On appeal, Beck argued that Ohio’s state oil and gas drilling statute preempted the city ordinances on which the trial court relied to enjoin Beck’s activities. That statute provides, in pertinent part, that “the regulation of oil and gas activities is a matter of general statewide interest that requires uniform statewide regulation” and that the statute constitutes “a comprehensive plan with respect to all aspects of the location, drilling, well stimulation, completing, and operating of oil and gas wells within this state, including site construction and restoration, permitting related to those activities, and the disposal of wastes from those wells.” Expressly excluded from that comprehensive state statutory scheme was a municipality’s authority to regulate public roads.
Comprehensive State Statute Preempts Home-Rule Authority
The Ohio intermediate appellate court rejected the city’s argument that the home-rule provision of Ohio’s Constitution provided it with the authority to regulate Beck’s drilling activities, ruling that the state’s oil and gas drilling statute preempted most of the city ordinances.
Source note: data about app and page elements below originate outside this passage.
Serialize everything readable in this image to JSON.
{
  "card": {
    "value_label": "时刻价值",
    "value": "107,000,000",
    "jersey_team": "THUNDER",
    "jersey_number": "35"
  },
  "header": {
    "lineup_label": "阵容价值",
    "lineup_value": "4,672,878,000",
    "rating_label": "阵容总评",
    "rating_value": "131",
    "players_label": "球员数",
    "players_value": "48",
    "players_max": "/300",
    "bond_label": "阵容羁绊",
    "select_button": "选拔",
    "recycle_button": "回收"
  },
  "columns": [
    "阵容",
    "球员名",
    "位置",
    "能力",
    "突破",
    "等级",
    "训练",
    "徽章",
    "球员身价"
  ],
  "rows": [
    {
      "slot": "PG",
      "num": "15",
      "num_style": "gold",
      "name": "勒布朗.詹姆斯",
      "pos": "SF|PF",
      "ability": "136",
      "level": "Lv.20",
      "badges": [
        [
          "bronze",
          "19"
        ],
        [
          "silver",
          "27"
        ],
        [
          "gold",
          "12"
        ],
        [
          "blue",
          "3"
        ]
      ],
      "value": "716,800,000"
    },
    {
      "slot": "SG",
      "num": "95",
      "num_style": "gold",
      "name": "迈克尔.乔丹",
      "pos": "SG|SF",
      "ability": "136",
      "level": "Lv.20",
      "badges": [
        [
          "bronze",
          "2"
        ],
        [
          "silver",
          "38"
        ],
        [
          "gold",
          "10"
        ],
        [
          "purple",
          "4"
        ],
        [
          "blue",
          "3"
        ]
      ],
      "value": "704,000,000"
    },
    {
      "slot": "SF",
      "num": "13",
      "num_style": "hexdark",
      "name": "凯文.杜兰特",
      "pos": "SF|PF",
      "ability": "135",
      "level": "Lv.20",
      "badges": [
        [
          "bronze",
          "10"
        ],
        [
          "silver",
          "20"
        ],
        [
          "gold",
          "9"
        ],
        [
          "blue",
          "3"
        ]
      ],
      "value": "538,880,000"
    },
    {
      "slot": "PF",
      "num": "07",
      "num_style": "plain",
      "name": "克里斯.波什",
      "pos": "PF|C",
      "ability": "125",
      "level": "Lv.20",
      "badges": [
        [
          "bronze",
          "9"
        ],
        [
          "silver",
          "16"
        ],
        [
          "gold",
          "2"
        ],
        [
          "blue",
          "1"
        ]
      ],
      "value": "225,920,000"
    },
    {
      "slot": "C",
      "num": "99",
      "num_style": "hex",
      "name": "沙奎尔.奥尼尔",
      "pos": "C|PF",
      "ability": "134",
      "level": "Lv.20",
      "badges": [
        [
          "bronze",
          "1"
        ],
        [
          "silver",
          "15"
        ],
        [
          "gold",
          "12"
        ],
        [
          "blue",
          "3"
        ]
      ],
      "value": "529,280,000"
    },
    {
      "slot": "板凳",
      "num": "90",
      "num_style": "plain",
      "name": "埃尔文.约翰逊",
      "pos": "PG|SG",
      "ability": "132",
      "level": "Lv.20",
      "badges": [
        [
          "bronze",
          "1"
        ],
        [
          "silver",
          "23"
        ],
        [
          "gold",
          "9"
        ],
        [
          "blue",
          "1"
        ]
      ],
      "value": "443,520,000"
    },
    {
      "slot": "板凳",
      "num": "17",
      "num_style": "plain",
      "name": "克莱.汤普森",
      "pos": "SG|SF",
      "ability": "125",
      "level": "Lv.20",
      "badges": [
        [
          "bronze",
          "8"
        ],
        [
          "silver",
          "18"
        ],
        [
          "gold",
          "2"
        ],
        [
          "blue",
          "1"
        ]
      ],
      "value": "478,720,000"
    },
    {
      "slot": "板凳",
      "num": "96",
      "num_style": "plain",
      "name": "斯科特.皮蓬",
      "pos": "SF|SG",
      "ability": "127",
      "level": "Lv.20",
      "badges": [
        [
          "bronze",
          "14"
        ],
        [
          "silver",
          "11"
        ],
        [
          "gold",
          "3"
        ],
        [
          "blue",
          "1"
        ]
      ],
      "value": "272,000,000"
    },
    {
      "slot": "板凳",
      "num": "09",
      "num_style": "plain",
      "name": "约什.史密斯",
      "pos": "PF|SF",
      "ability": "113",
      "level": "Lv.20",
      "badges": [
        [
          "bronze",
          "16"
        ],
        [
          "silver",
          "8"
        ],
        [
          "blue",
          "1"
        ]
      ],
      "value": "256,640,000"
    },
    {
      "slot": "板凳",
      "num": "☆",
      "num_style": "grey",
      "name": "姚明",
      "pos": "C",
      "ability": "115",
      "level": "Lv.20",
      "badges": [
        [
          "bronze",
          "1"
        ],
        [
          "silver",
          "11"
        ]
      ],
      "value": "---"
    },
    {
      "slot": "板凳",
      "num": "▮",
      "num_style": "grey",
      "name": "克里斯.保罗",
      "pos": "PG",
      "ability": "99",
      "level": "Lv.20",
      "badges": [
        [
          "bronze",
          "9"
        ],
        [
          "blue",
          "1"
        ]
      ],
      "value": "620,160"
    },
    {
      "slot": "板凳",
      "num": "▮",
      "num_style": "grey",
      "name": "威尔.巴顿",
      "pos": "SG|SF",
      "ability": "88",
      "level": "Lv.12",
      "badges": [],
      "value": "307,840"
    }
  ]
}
The court nonetheless permitted the city to enforce ordinances governing rights-of-way and excavations, but not in a way that discriminates against, unfairly impedes, or obstructs oil and gas activities and operations. The court additionally ruled that the city could re-draft its ordinance requiring a public hearing related to oil and drilling activities so long as it is not a condition precedent to the issuance of a drilling permit.
“From what’s contained in the order, it seems that the local zoning ordinance was telling them they couldn’t do what state law permits. Where you’ve got that sort of conflict, generally, the local law yields to the state law. And that’s what happened here.” J. Casey Pipes, Mobile, AL, cochair of the ABA Section of Litigation’s Condemnation, Zoning and Land Use Committee. “In the face of a comprehensive state-wide policy to allow drilling pursuant to a state permit, a lower government agency can’t deny you those rights and privileges that the state gives you,” adds Pipes.
“What I found odd was what they upheld and what they rejected,” says Jeff Zimmerman, Potomac, MD, cochair of the Eminent Domain Subcommittee of the Section of Litigation’s Environmental Litigation Committee. “I can understand rejecting the requirement to obtain a local permit, but invalidating the application of the zoning ordinance while preserving the obligation to hold a hearing seems a little inconsistent, a little weird.” Zimmerman also notes that, in his view, the requirement to obtain conditional approval under the zoning ordinance before construction did not seem to treat oil and gas proposals any differently than any other construction proposal. “That would be the kind of thing I would think would be upheld as long as it didn’t differentially penalize gas activities.”
Other States Have Grappled with Similar Issues
Zimmerman points out that the Pennsylvania Constitution’s home rule provision is not as broad as Ohio’s and that Pennsylvania has attempted to draw a fine line between competing state and local positions in several recent oil and gas cases. While the decision in Huntley v. Huntley, Inc. v. Oakmont Borough Council [PDF] expressly recognized and upheld the zoning power of the municipality, the Pennsylvania Supreme Court ruled that localities go too far if they try to regulate technical matters that are subject to the state’s Oil and Gas Act in Range Resources Appalachia, LLC v. Salem Township [PDF].
“In New York, the tendency seems to be to uphold the local control aspect of land use, more extensively than in Pennsylvania and certainly more than in Ohio,” says Zimmerman. For example, in Anschutz Exploration Corp. v. Town of Dryden, the New York Supreme Court held that state law does not preempt the ability of the local government to ban drilling completely.
“My guess is that what really drove this case is local politics,” suggests Gregory V. Brown, Houston, TX, cochair of the Section’s Energy Litigation Committee. “I can’t imagine that lawyers for the city thought that they were actually going to prevail, given that the Ohio statute seems to be pretty clearly written with the goal of establishing uniform drilling regulation. This is presumably all about the Utica shale, oil and gas drilling activities moving to areas that have not historically have a lot of this type of activity. NIMBY, meaning ‘not in my back yard.’ People hear about fracking in the news and there is some fear generated, and they go to their local officials and put pressure on those officials to respond. I don’t fault the local officials because it is their job to respond to their constituents, but they should have known that their case was most likely political at its root.”
Until the Ohio Supreme Court resolves these issues, municipalities likely will continue to test the breadth of preemption to retain some local control over drilling activities.
Katerina Milenkovski is an associate editor for Litigation News.